Pat, I'm going to elaborate a bit here if I can.
The DNR in Michigan has designated a fair bit of money, (over $40,000 for two courses) to design a rock course. This doesn't include the installation or materials. The terrain in Michigan is primaraily sandy loamy soil with a sometime high water table, less than three feet. The DNR is very concerned about anyone puncturing an oil pan and leaking oil on to the gound. It is that reason tha the DNR is looking for someone who has designed a rock course and has addressed oil spill mitigation. For example, Do you put down a 40 mil rubber liner and design what amounts to a silt trap for oil? As reference I asked this question almost two years ago and came up empty handed. It seems as though there are people who can design a rock course but no one who understands the environmental aspect of the design.
GLFWDA however has made headway with an environmental responsible design but the DNR does not view us as credible, environmentally certified course designers. At the suggestion of Sandee McCullum I contacted a company called Midwest Environmental Products. They manufacture a procuct called Peat-Sorb. It's an environmentally safe product that was designed for hydraulic oil spills at golf courses. It's basically an environmentally friendly hydrocarbon absorbant that is non-toxic, non-leaching, and it's a naturally formed material....Canadian sphagum peat moss. In fact almost 12% of Canada is covered with peat moss.
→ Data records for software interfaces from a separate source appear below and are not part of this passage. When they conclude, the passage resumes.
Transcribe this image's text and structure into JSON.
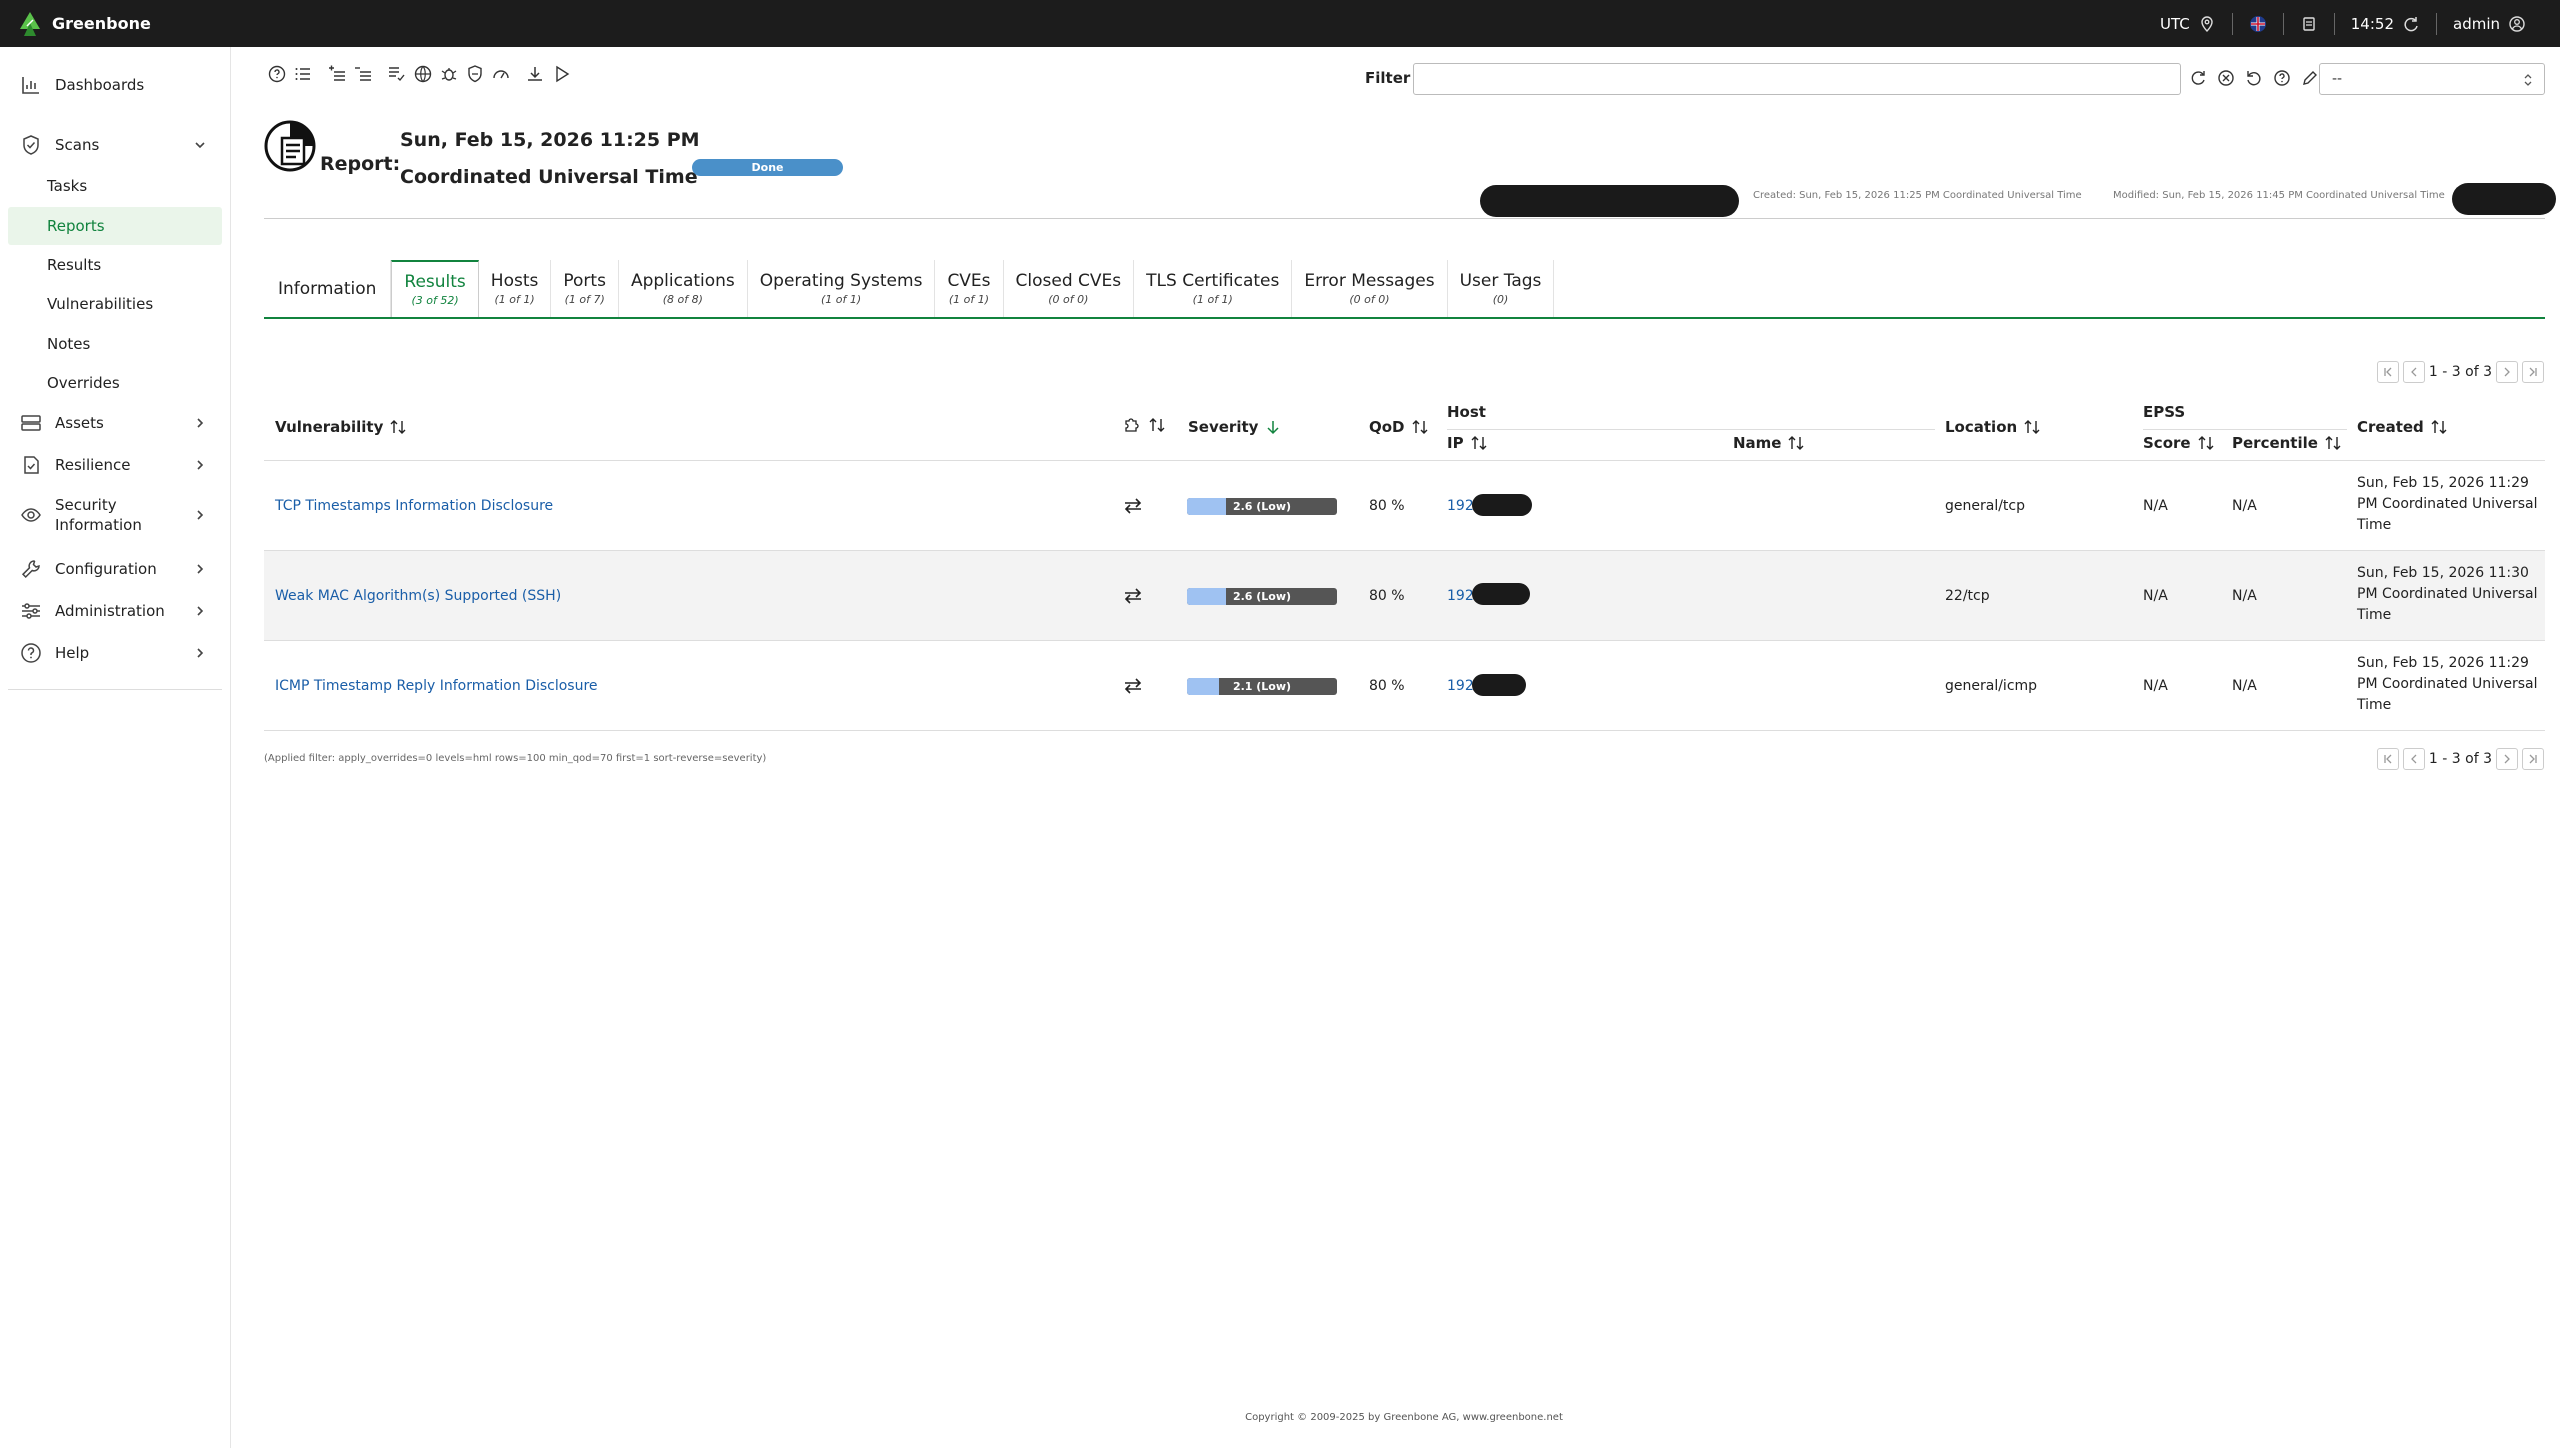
{
  "app": {
    "name": "Greenbone",
    "timezone": "UTC",
    "time": "14:52",
    "user": "admin"
  },
  "sidebar": {
    "dashboards": "Dashboards",
    "scans": "Scans",
    "scans_items": [
      "Tasks",
      "Reports",
      "Results",
      "Vulnerabilities",
      "Notes",
      "Overrides"
    ],
    "assets": "Assets",
    "resilience": "Resilience",
    "security_info_line1": "Security",
    "security_info_line2": "Information",
    "configuration": "Configuration",
    "administration": "Administration",
    "help": "Help"
  },
  "filter": {
    "label": "Filter",
    "value": "",
    "select_value": "--"
  },
  "report": {
    "label": "Report:",
    "date": "Sun, Feb 15, 2026 11:25 PM",
    "timezone": "Coordinated Universal Time",
    "status": "Done",
    "status_progress": 100,
    "created": "Created: Sun, Feb 15, 2026 11:25 PM Coordinated Universal Time",
    "modified": "Modified: Sun, Feb 15, 2026 11:45 PM Coordinated Universal Time"
  },
  "tabs": [
    {
      "label": "Information",
      "count": ""
    },
    {
      "label": "Results",
      "count": "(3 of 52)"
    },
    {
      "label": "Hosts",
      "count": "(1 of 1)"
    },
    {
      "label": "Ports",
      "count": "(1 of 7)"
    },
    {
      "label": "Applications",
      "count": "(8 of 8)"
    },
    {
      "label": "Operating Systems",
      "count": "(1 of 1)"
    },
    {
      "label": "CVEs",
      "count": "(1 of 1)"
    },
    {
      "label": "Closed CVEs",
      "count": "(0 of 0)"
    },
    {
      "label": "TLS Certificates",
      "count": "(1 of 1)"
    },
    {
      "label": "Error Messages",
      "count": "(0 of 0)"
    },
    {
      "label": "User Tags",
      "count": "(0)"
    }
  ],
  "pagination": {
    "text": "1 - 3 of 3"
  },
  "table": {
    "headers": {
      "vulnerability": "Vulnerability",
      "severity": "Severity",
      "qod": "QoD",
      "host": "Host",
      "ip": "IP",
      "name": "Name",
      "location": "Location",
      "epss": "EPSS",
      "score": "Score",
      "percentile": "Percentile",
      "created": "Created"
    },
    "rows": [
      {
        "vulnerability": "TCP Timestamps Information Disclosure",
        "severity_value": 2.6,
        "severity_label": "2.6 (Low)",
        "qod": "80 %",
        "ip": "192",
        "location": "general/tcp",
        "epss_score": "N/A",
        "epss_percentile": "N/A",
        "created": "Sun, Feb 15, 2026 11:29 PM Coordinated Universal Time"
      },
      {
        "vulnerability": "Weak MAC Algorithm(s) Supported (SSH)",
        "severity_value": 2.6,
        "severity_label": "2.6 (Low)",
        "qod": "80 %",
        "ip": "192",
        "location": "22/tcp",
        "epss_score": "N/A",
        "epss_percentile": "N/A",
        "created": "Sun, Feb 15, 2026 11:30 PM Coordinated Universal Time"
      },
      {
        "vulnerability": "ICMP Timestamp Reply Information Disclosure",
        "severity_value": 2.1,
        "severity_label": "2.1 (Low)",
        "qod": "80 %",
        "ip": "192",
        "location": "general/icmp",
        "epss_score": "N/A",
        "epss_percentile": "N/A",
        "created": "Sun, Feb 15, 2026 11:29 PM Coordinated Universal Time"
      }
    ]
  },
  "applied_filter": "(Applied filter: apply_overrides=0 levels=hml rows=100 min_qod=70 first=1 sort-reverse=severity)",
  "footer": "Copyright © 2009-2025 by Greenbone AG, www.greenbone.net",
  "colors": {
    "topbar": "#1c1c1c",
    "accent_green": "#11833e",
    "link_blue": "#1a5ea8",
    "severity_low": "#9fc2f2",
    "status_blue": "#4a90c9"
  }
}
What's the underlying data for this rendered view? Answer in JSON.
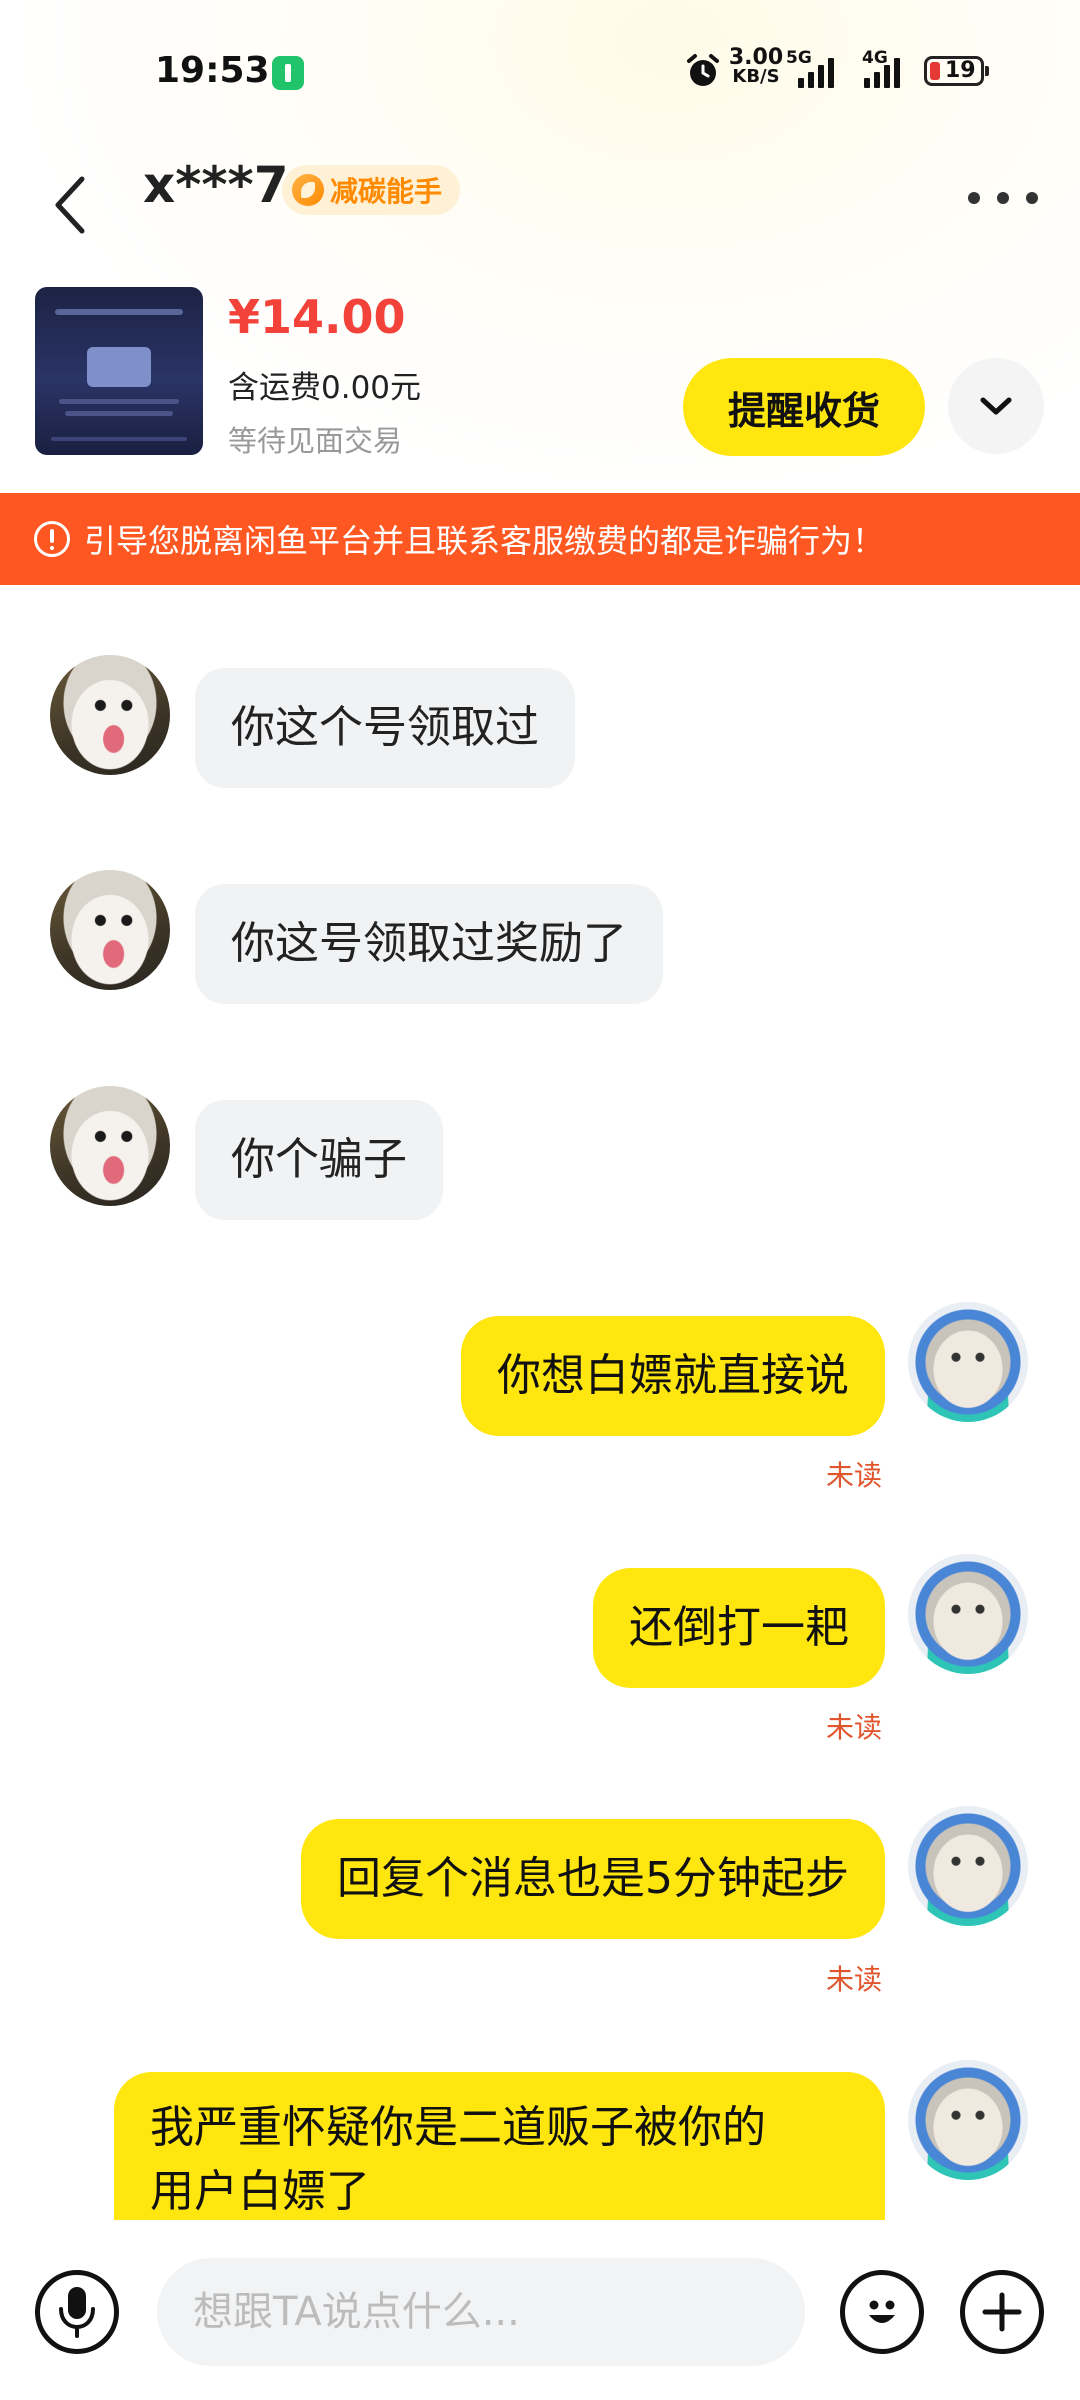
{
  "status_bar": {
    "time": "19:53",
    "net_speed_value": "3.00",
    "net_speed_unit": "KB/S",
    "net_type_1": "5G",
    "net_type_2": "4G",
    "battery_level": "19"
  },
  "header": {
    "nickname": "x***7",
    "badge_label": "减碳能手"
  },
  "product": {
    "price": "¥14.00",
    "shipping": "含运费0.00元",
    "trade_status": "等待见面交易",
    "remind_button": "提醒收货"
  },
  "warning": {
    "text": "引导您脱离闲鱼平台并且联系客服缴费的都是诈骗行为！"
  },
  "messages": [
    {
      "from": "other",
      "text": "你这个号领取过"
    },
    {
      "from": "other",
      "text": "你这号领取过奖励了"
    },
    {
      "from": "other",
      "text": "你个骗子"
    },
    {
      "from": "me",
      "text": "你想白嫖就直接说",
      "status": "未读"
    },
    {
      "from": "me",
      "text": "还倒打一耙",
      "status": "未读"
    },
    {
      "from": "me",
      "text": "回复个消息也是5分钟起步",
      "status": "未读"
    },
    {
      "from": "me",
      "text_line1": "我严重怀疑你是二道贩子被你的",
      "text_line2": "用户白嫖了"
    }
  ],
  "input": {
    "placeholder": "想跟TA说点什么..."
  },
  "colors": {
    "accent_yellow": "#ffe60f",
    "price_red": "#f2423a",
    "warning_orange": "#ff5722",
    "unread_red": "#e0552b",
    "badge_orange": "#ff8a00"
  },
  "icons": [
    "back-icon",
    "more-icon",
    "chevron-down-icon",
    "warning-icon",
    "microphone-icon",
    "emoji-icon",
    "plus-icon",
    "alarm-icon",
    "charging-icon"
  ]
}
The other ironic thing is, Michigan State University, no less than a few miles from our state capital in Lansing, performed extensive studies on oil spill cleanup. But yet we can't get the DNR to talk to the researchers @ MSU. The DNR has also been at presentations where the Peat-Sorb company did a demonstration for them. Peat-Sorb is also certified by numerous testing agencies in Canada and they have certifications for the material being safe for disposal in landfills due to it's non-leaching characteristic.
You can actually have a spill, toss a bunch of this material right on the spill and leave it without having to clean it up. The peat moss absorbs and holds the hydrocarbons and suspends it while the natual occuring microorganisms and the humic acid in the peat break down the oil product. All hydrocarbons are organic carbon compounds containing only carbon, oxygen, and hydrogen. Almost all petroleum hydrocarbons will degrade to carbon dioxide and water within a very short anount of time. The time depneds on many things like oxygen level, moisture, tempature, acidicy, etc.
So we sit, waiting for 'Rock Couse Design and Development, Inc' to contact the DNR so we can proceed with the design and installation of our first and hopefully not last rock course.
So, anyone know of such a company?
If not, I see a great opportunity!